What is needed: Select, from the data, each line where "товарів" occurs.

#### Material provided ####

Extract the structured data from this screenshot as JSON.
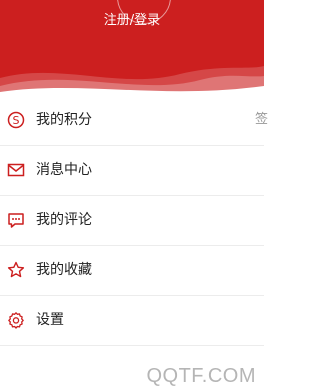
{
  "header": {
    "login_text": "注册/登录",
    "bg_color": "#cc1f1f"
  },
  "menu": {
    "icon_color": "#cc1f1f",
    "items": [
      {
        "label": "我的积分",
        "icon": "points-icon",
        "extra": "签"
      },
      {
        "label": "消息中心",
        "icon": "mail-icon"
      },
      {
        "label": "我的评论",
        "icon": "comment-icon"
      },
      {
        "label": "我的收藏",
        "icon": "star-icon"
      },
      {
        "label": "设置",
        "icon": "settings-icon"
      }
    ]
  },
  "watermark": "QQTF.COM"
}
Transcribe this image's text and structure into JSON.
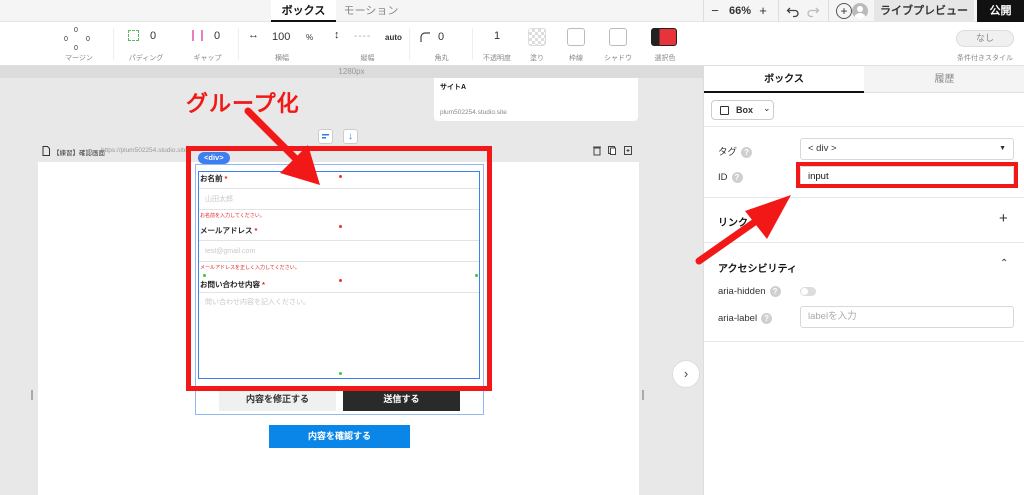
{
  "topbar": {
    "tabs": [
      {
        "label": "ボックス"
      },
      {
        "label": "モーション"
      }
    ],
    "zoom": "66%",
    "zoom_minus": "−",
    "zoom_plus": "+",
    "live_preview": "ライブプレビュー",
    "publish": "公開"
  },
  "toolbar": {
    "margin": {
      "top": "0",
      "left": "0",
      "right": "0",
      "bottom": "0",
      "label": "マージン"
    },
    "padding": {
      "value": "0",
      "label": "パディング"
    },
    "gap": {
      "value": "0",
      "label": "ギャップ"
    },
    "width": {
      "value": "100",
      "unit": "%",
      "label": "横幅"
    },
    "height": {
      "value": "----",
      "unit": "auto",
      "label": "縦幅"
    },
    "radius": {
      "value": "0",
      "label": "角丸"
    },
    "opacity": {
      "value": "1",
      "label": "不透明度"
    },
    "fill": {
      "label": "塗り"
    },
    "border": {
      "label": "枠線"
    },
    "shadow": {
      "label": "シャドウ"
    },
    "selected_color": {
      "label": "選択色",
      "color": "#e8333a"
    },
    "conditional": {
      "value": "なし",
      "label": "条件付きスタイル"
    }
  },
  "canvas": {
    "width_label": "1280px",
    "site": {
      "name": "サイトA",
      "url": "plum502254.studio.site"
    },
    "page_title": "【練習】確認画面",
    "page_url": "https://plum502254.studio.site",
    "element_tag": "<div>",
    "annotation": "グループ化",
    "form": {
      "name": {
        "label": "お名前",
        "req": "*",
        "placeholder": "山田太郎",
        "error": "お名前を入力してください。"
      },
      "email": {
        "label": "メールアドレス",
        "req": "*",
        "placeholder": "test@gmail.com",
        "error": "メールアドレスを正しく入力してください。"
      },
      "message": {
        "label": "お問い合わせ内容",
        "req": "*",
        "placeholder": "問い合わせ内容を記入ください。"
      }
    },
    "buttons": {
      "edit": "内容を修正する",
      "send": "送信する",
      "confirm": "内容を確認する"
    }
  },
  "panel": {
    "tabs": [
      {
        "label": "ボックス"
      },
      {
        "label": "履歴"
      }
    ],
    "box_selector": "Box",
    "tag": {
      "label": "タグ",
      "value": "< div >"
    },
    "id": {
      "label": "ID",
      "value": "input"
    },
    "link": {
      "label": "リンク",
      "add": "+"
    },
    "accessibility": {
      "title": "アクセシビリティ",
      "aria_hidden": {
        "label": "aria-hidden"
      },
      "aria_label": {
        "label": "aria-label",
        "placeholder": "labelを入力"
      }
    }
  },
  "colors": {
    "accent_red": "#f21818",
    "confirm_blue": "#0a86e8",
    "send_dark": "#2a2a2a",
    "selection_blue": "#3d7ef0"
  }
}
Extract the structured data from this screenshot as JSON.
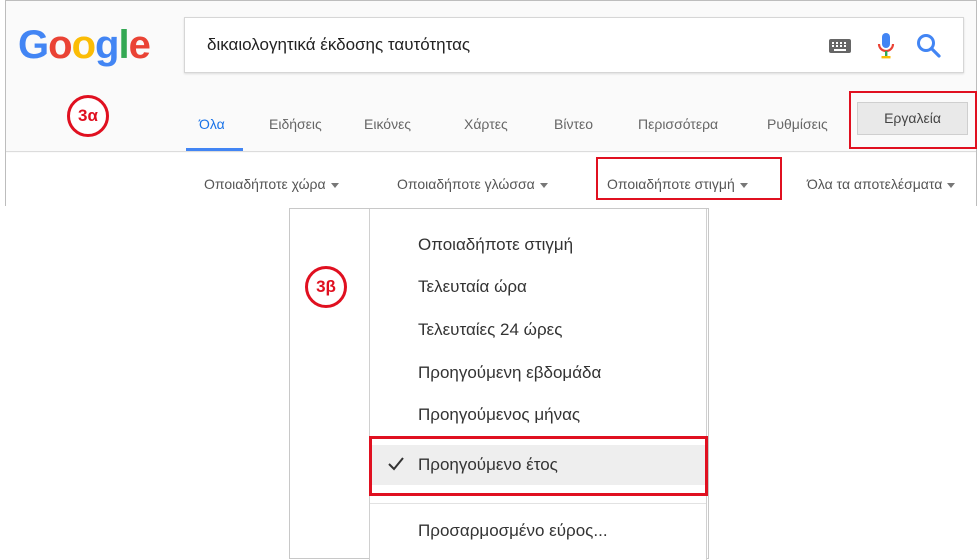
{
  "logo": {
    "letters": [
      "G",
      "o",
      "o",
      "g",
      "l",
      "e"
    ],
    "colors": [
      "#4285f4",
      "#ea4335",
      "#fbbc05",
      "#4285f4",
      "#34a853",
      "#ea4335"
    ]
  },
  "search": {
    "query": "δικαιολογητικά έκδοσης ταυτότητας",
    "keyboard_icon": "keyboard-icon",
    "mic_icon": "mic-icon",
    "search_icon": "search-icon"
  },
  "annotations": {
    "step_a": "3α",
    "step_b": "3β",
    "highlight_color": "#e01020"
  },
  "tabs": [
    {
      "label": "Όλα",
      "active": true
    },
    {
      "label": "Ειδήσεις"
    },
    {
      "label": "Εικόνες"
    },
    {
      "label": "Χάρτες"
    },
    {
      "label": "Βίντεο"
    },
    {
      "label": "Περισσότερα"
    },
    {
      "label": "Ρυθμίσεις"
    }
  ],
  "tools_label": "Εργαλεία",
  "filters": [
    {
      "label": "Οποιαδήποτε χώρα"
    },
    {
      "label": "Οποιαδήποτε γλώσσα"
    },
    {
      "label": "Οποιαδήποτε στιγμή"
    },
    {
      "label": "Όλα τα αποτελέσματα"
    }
  ],
  "time_menu": {
    "items": [
      {
        "label": "Οποιαδήποτε στιγμή"
      },
      {
        "label": "Τελευταία ώρα"
      },
      {
        "label": "Τελευταίες 24 ώρες"
      },
      {
        "label": "Προηγούμενη εβδομάδα"
      },
      {
        "label": "Προηγούμενος μήνας"
      },
      {
        "label": "Προηγούμενο έτος",
        "selected": true
      }
    ],
    "custom_range": "Προσαρμοσμένο εύρος..."
  }
}
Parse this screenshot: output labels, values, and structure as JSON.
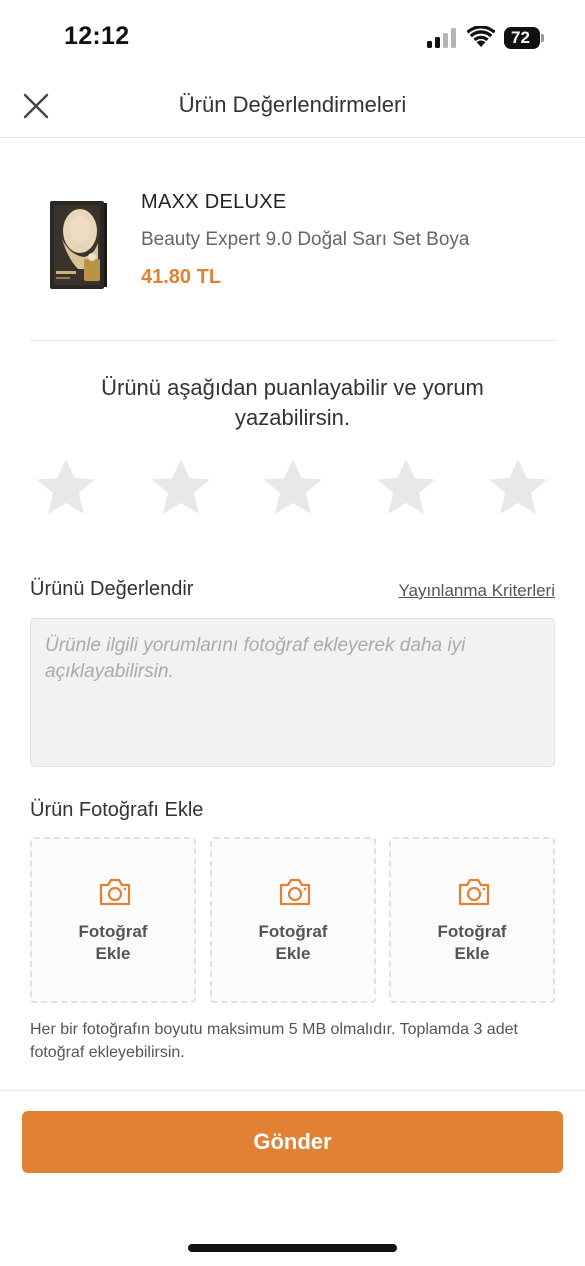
{
  "status_bar": {
    "time": "12:12",
    "battery": "72",
    "icons": [
      "signal-icon",
      "wifi-icon",
      "battery-icon"
    ]
  },
  "header": {
    "title": "Ürün Değerlendirmeleri",
    "close_icon": "close-icon"
  },
  "product": {
    "brand": "MAXX DELUXE",
    "name": "Beauty Expert 9.0 Doğal Sarı Set Boya",
    "price": "41.80 TL"
  },
  "rating": {
    "prompt": "Ürünü aşağıdan puanlayabilir ve yorum yazabilirsin.",
    "max_stars": 5,
    "selected": 0,
    "star_color": "#e8e8e8"
  },
  "review": {
    "title": "Ürünü Değerlendir",
    "criteria_link": "Yayınlanma Kriterleri",
    "placeholder": "Ürünle ilgili yorumlarını fotoğraf ekleyerek daha iyi açıklayabilirsin.",
    "value": ""
  },
  "photos": {
    "title": "Ürün Fotoğrafı Ekle",
    "slots": [
      {
        "line1": "Fotoğraf",
        "line2": "Ekle"
      },
      {
        "line1": "Fotoğraf",
        "line2": "Ekle"
      },
      {
        "line1": "Fotoğraf",
        "line2": "Ekle"
      }
    ],
    "note": "Her bir fotoğrafın boyutu maksimum 5 MB olmalıdır. Toplamda 3 adet fotoğraf ekleyebilirsin."
  },
  "submit_label": "Gönder",
  "colors": {
    "accent": "#e08134",
    "text": "#333333",
    "muted": "#aaaaaa"
  }
}
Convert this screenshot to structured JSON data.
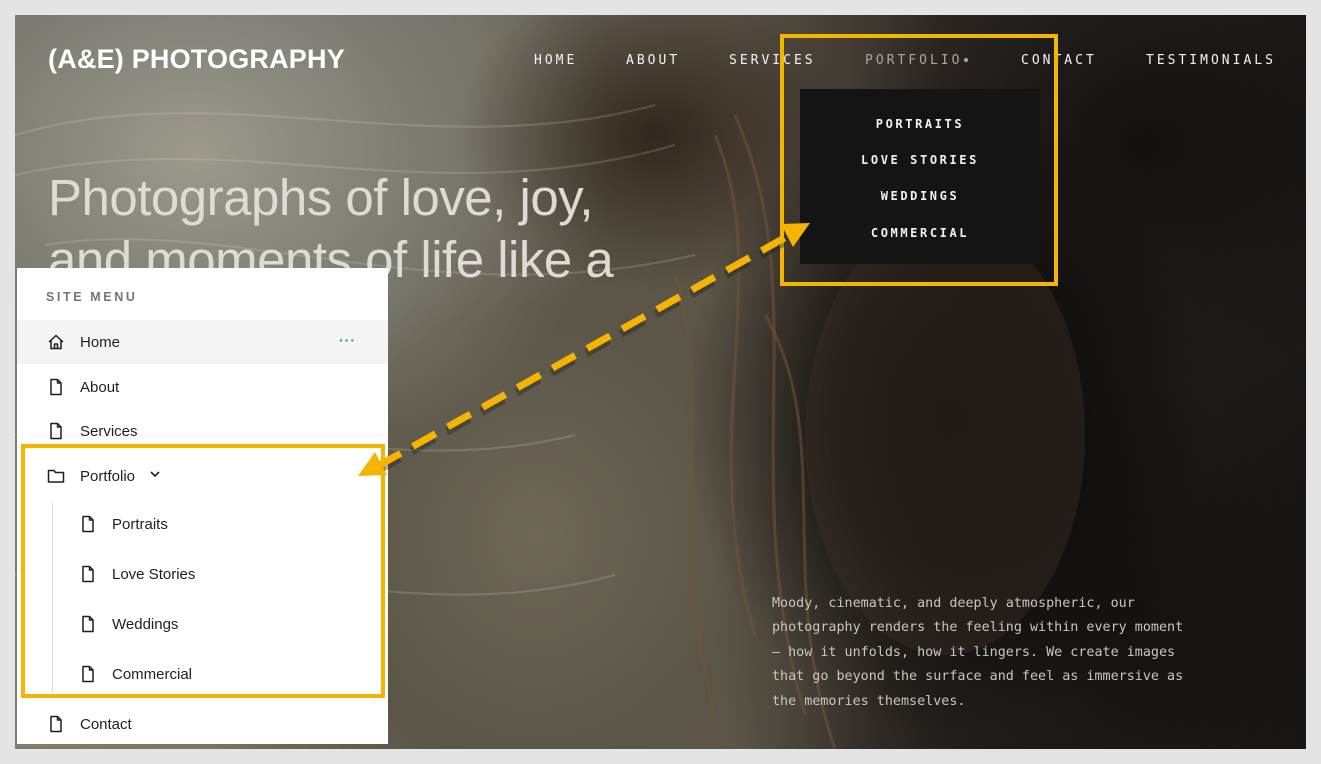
{
  "site": {
    "logo": "(A&E) PHOTOGRAPHY",
    "nav": [
      {
        "label": "HOME"
      },
      {
        "label": "ABOUT"
      },
      {
        "label": "SERVICES"
      },
      {
        "label": "PORTFOLIO",
        "active": true
      },
      {
        "label": "CONTACT"
      },
      {
        "label": "TESTIMONIALS"
      }
    ],
    "portfolio_dropdown": [
      "PORTRAITS",
      "LOVE STORIES",
      "WEDDINGS",
      "COMMERCIAL"
    ],
    "headline": "Photographs of love, joy, and moments of life like a movie",
    "tagline": "Moody, cinematic, and deeply atmospheric, our photography renders the feeling within every moment — how it unfolds, how it lingers. We create images that go beyond the surface and feel as immersive as the memories themselves."
  },
  "site_menu": {
    "title": "SITE MENU",
    "items": [
      {
        "label": "Home",
        "icon": "home-icon",
        "more": "···"
      },
      {
        "label": "About",
        "icon": "page-icon"
      },
      {
        "label": "Services",
        "icon": "page-icon"
      },
      {
        "label": "Portfolio",
        "icon": "folder-icon"
      },
      {
        "label": "Portraits",
        "icon": "page-icon"
      },
      {
        "label": "Love Stories",
        "icon": "page-icon"
      },
      {
        "label": "Weddings",
        "icon": "page-icon"
      },
      {
        "label": "Commercial",
        "icon": "page-icon"
      },
      {
        "label": "Contact",
        "icon": "page-icon"
      }
    ]
  },
  "colors": {
    "highlight": "#f5b400",
    "more_dots": "#1aa58a",
    "dropdown_bg": "#141414"
  }
}
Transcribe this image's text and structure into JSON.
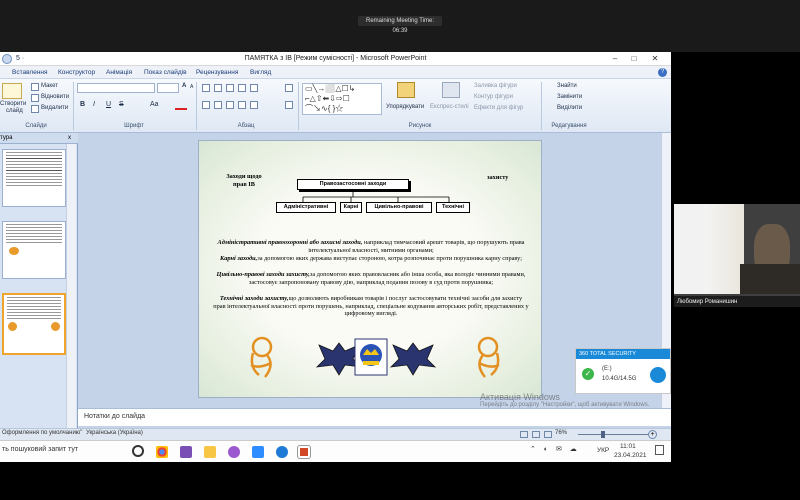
{
  "meeting": {
    "timer": "Remaining Meeting Time: 06:39"
  },
  "window": {
    "title": "ПАМЯТКА з IB [Режим сумісності] - Microsoft PowerPoint",
    "qat": "5 ·"
  },
  "tabs": [
    "Вставлення",
    "Конструктор",
    "Анімація",
    "Показ слайдів",
    "Рецензування",
    "Вигляд"
  ],
  "ribbon": {
    "slides": {
      "btn_top": "Створити",
      "btn_bottom": "слайд",
      "layout": "Макет",
      "reset": "Відновити",
      "delete": "Видалити",
      "label": "Слайди"
    },
    "font": {
      "label": "Шрифт",
      "bold": "B",
      "italic": "I",
      "underline": "U",
      "strike": "S",
      "case": "Aa",
      "grow": "A",
      "shrink": "A"
    },
    "paragraph": {
      "label": "Абзац"
    },
    "drawing": {
      "arrange": "Упорядкувати",
      "quick_styles": "Експрес-стилі",
      "fill": "Заливка фігури",
      "outline": "Контур фігури",
      "effects": "Ефекти для фігур",
      "label": "Рисунок"
    },
    "editing": {
      "find": "Знайти",
      "replace": "Замінити",
      "select": "Виділити",
      "label": "Редагування"
    }
  },
  "outline": {
    "head": "тура",
    "close": "x"
  },
  "slide": {
    "left_title": "Заходи щодо прав IB",
    "right_title": "захисту",
    "root": "Правозастосовні заходи",
    "nodes": [
      "Адміністративні",
      "Карні",
      "Цивільно-правові",
      "Технічні"
    ],
    "p1_b": "Адміністративні правоохоронні або захисні заходи,",
    "p1": " наприклад тимчасовий арешт товарів, що порушують права інтелектуальної власності, митними органами;",
    "p2_b": "Карні заходи,",
    "p2": "за допомогою яких держава виступає стороною, котра розпочинає проти порушника карну справу;",
    "p3_b": "Цивільно-правові заходи захисту,",
    "p3": "за допомогою яких правовласник або інша особа, яка володіє чинними правами, застосовує запропоновану правову дію, наприклад подання позову в суд проти порушника;",
    "p4_b": "Технічні заходи захисту,",
    "p4": "що дозволяють виробникам товарів і послуг застосовувати технічні засоби для захисту прав інтелектуальної власності проти порушень, наприклад, спеціальне кодування авторських робіт, представлених у цифровому вигляді."
  },
  "notes": {
    "placeholder": "Нотатки до слайда"
  },
  "status": {
    "theme": "Оформлення по умолчанию\"",
    "lang": "Українська (Україна)",
    "zoom": "76%"
  },
  "taskbar": {
    "search": "ть пошуковий запит тут",
    "lang": "УКР",
    "time": "11:01",
    "date": "23.04.2021"
  },
  "video": {
    "name": "Любомир Романишин"
  },
  "antivirus": {
    "title": "360 TOTAL SECURITY",
    "drive": "(E:)",
    "size": "10.4G/14.5G"
  },
  "activation": {
    "line1": "Активація Windows",
    "line2": "Перейдіть до розділу \"Настройки\", щоб активувати Windows."
  },
  "colors": {
    "ribbon_text": "#1b3c78",
    "editor_bg": "#c4d3e8",
    "accent_orange": "#f0a52a",
    "meet_bg": "#1a1a1a"
  }
}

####

Exercise result:
    "p1": " наприклад тимчасовий арешт товарів, що порушують права інтелектуальної власності, митними органами;",
    "p4": "що дозволяють виробникам товарів і послуг застосовувати технічні засоби для захисту прав інтелектуальної власності проти порушень, наприклад, спеціальне кодування авторських робіт, представлених у цифровому вигляді."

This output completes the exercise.